Having a good credit score can be the difference between thousands of dollars in interest payments when buying a new car. Unfortunately, it doesn't take much to end up with a bad score. On the bright side, recovering from a bad score isn't impossible. Check out some credit-building resources, and then head down to Amesbury Chevy to see about getting behind the wheel of a new car. 
Credit Reports

The first step to improving your credit score is knowing where you stand. Everyone is entitled to a free credit report from Equifax, Experian, and TransUnion, the three major credit bureaus. One can request copies through Federal Trade Commission-sponsored AnnualCreditReport.com, or by calling 1-877-322-8228.

Each credit report will have a credit score, which will allow you to take the next step to rebuilding your credit. 
Credit Score

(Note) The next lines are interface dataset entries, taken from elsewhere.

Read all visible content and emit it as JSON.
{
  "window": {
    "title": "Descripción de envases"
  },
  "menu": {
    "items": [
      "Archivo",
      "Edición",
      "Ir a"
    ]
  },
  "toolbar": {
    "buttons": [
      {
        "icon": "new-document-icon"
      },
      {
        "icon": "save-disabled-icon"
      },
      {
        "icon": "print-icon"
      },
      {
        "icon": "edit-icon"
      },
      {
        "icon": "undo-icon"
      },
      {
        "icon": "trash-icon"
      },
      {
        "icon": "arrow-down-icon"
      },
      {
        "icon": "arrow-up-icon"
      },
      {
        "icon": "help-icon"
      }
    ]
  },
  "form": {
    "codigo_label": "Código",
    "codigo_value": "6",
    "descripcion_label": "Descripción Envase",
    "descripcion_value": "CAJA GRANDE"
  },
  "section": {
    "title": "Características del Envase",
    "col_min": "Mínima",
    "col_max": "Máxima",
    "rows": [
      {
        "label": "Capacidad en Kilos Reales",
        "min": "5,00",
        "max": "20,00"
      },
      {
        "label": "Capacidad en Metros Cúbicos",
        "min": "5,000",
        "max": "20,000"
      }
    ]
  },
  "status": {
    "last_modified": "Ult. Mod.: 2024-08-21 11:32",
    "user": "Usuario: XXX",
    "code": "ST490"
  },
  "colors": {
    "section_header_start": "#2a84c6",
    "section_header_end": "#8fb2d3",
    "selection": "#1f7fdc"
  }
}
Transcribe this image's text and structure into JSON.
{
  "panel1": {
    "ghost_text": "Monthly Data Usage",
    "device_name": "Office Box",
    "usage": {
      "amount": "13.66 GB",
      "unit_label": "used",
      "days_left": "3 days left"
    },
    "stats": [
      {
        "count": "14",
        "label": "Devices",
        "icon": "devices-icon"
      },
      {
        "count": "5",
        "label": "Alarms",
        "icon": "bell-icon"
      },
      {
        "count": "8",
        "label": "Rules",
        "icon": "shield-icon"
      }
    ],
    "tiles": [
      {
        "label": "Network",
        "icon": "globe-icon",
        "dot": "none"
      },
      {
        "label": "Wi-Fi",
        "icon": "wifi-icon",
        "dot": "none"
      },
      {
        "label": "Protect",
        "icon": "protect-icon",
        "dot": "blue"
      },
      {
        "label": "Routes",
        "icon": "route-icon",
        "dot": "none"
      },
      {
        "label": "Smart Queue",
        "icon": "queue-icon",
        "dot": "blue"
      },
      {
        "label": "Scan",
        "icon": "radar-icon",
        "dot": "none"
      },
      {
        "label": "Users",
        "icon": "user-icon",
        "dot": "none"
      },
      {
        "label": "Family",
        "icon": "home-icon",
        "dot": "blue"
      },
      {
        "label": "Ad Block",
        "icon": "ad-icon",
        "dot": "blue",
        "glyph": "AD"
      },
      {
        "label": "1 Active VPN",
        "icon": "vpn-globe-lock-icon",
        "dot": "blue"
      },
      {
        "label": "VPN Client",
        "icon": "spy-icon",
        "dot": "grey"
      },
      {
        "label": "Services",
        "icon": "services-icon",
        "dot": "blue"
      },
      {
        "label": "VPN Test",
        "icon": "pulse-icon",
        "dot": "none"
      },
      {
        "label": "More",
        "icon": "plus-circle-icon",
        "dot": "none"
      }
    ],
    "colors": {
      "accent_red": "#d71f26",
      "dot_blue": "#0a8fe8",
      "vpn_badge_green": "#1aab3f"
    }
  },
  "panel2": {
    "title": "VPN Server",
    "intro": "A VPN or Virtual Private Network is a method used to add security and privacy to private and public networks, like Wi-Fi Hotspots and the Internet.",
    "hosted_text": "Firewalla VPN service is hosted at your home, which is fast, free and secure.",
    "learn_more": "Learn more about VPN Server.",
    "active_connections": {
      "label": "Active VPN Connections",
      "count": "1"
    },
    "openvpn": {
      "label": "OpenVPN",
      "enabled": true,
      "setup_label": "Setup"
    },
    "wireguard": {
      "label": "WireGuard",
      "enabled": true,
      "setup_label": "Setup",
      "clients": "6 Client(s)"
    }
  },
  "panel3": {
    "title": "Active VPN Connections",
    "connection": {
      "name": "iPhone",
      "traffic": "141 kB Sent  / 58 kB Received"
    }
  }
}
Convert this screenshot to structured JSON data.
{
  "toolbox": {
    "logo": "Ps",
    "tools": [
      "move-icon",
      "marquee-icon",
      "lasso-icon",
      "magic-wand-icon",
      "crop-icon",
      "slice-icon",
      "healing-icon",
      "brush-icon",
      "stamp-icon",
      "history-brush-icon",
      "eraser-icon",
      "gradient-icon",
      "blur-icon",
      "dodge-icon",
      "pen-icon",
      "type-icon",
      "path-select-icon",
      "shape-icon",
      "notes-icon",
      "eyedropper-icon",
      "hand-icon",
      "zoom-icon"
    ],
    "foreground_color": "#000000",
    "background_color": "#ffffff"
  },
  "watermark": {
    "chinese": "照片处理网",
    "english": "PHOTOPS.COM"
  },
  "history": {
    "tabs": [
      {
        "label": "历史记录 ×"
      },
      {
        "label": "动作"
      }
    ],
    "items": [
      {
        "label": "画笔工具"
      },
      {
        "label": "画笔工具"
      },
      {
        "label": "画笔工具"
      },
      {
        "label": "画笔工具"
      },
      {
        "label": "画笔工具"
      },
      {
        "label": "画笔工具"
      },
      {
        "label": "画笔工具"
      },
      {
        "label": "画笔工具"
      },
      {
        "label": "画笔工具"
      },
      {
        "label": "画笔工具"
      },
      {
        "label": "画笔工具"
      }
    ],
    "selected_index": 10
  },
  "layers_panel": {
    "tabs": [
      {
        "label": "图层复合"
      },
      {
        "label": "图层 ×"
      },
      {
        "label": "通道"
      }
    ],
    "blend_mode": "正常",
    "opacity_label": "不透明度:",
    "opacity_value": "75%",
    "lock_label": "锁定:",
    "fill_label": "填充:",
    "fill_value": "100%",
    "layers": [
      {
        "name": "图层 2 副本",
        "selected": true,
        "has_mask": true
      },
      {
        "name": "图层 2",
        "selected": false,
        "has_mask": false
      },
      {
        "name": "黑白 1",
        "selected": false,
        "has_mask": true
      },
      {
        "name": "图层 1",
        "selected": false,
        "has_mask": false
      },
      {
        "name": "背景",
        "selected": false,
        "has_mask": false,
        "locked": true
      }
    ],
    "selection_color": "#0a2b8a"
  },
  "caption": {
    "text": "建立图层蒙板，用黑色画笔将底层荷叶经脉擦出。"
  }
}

Your credit score is what lenders look at to determine whether you qualify for a loan. It basically serves as a risk indicator. A low score will mean a higher risk, which leads to a higher interest rate. Likewise, a high score will mean the exact opposite.

The next step in improving your credit score is understanding what goes into it. There are five factors that make up your score: payment history, amounts owed, length of history, types of credit in use, and new credit. Payment history and amounts owed make up 65 percent of your score, while the length of your credit history comes in at 10 percent. Start by focusing on improving those three factors. 
Build Credit

Now that you know and understand how to improve your score, the real work begins. There are plenty of available credit-building resources. Some are scams, some cost money, but others are free.

Credit Karma is one of the most well-known credit-building resources around, and it really is free. You get your reports, they make recommendations to help save money and improve your score, and then the bank or lender pays them.

Make sure to do a background check on any company offering free credit scores. The last thing anyone wants is to be scammed and have their credit score sink even lower.